*** PROVIDED DATA ***

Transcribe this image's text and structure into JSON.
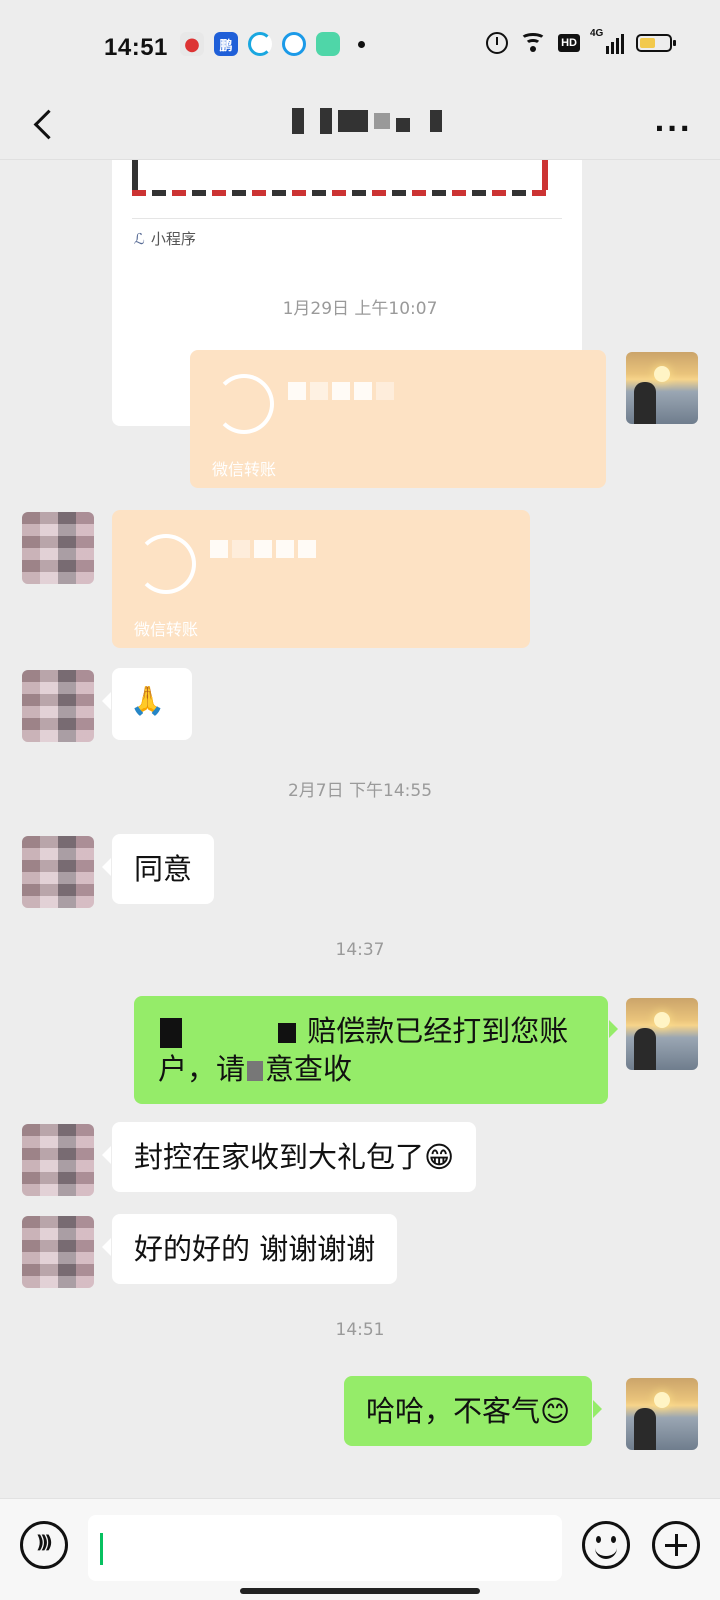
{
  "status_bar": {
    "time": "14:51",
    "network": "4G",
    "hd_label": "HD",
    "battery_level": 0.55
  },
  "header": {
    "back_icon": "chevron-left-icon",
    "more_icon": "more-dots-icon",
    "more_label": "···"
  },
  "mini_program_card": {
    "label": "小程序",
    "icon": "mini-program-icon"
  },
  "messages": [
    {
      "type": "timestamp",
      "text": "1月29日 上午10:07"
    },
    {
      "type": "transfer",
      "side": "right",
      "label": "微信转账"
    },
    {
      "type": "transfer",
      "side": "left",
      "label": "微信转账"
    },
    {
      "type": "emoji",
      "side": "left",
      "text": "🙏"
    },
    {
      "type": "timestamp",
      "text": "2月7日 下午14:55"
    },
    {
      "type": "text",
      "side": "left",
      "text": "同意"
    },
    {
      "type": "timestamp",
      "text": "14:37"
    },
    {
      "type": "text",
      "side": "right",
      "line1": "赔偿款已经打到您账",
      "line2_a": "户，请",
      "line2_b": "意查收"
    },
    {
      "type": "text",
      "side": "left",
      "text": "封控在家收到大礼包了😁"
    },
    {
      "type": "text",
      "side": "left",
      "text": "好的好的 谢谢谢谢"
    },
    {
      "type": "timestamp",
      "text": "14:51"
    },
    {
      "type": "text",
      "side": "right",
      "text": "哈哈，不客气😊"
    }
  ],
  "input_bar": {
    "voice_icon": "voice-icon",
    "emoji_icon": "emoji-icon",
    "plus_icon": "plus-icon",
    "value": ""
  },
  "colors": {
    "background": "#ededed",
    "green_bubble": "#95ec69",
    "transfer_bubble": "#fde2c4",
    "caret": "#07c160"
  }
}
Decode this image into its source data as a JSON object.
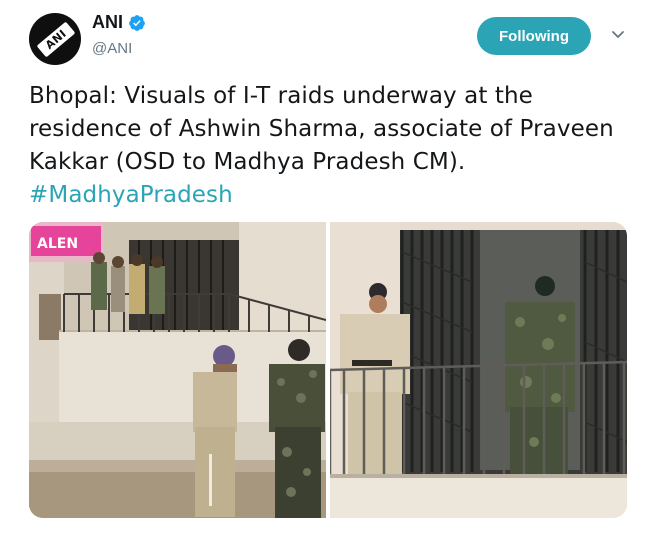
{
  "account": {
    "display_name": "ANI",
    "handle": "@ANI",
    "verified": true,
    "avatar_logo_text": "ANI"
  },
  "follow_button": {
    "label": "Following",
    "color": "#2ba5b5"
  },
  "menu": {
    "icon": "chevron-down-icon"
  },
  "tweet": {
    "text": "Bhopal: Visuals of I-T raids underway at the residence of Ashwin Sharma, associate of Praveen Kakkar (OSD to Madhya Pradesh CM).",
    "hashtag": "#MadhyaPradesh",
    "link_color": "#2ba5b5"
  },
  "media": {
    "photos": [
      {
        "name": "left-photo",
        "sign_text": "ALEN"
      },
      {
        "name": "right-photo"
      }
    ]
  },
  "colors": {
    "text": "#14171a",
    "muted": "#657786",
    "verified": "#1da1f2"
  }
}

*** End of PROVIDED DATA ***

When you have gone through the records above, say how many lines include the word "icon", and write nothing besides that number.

RESULT OF THE EXERCISE: 7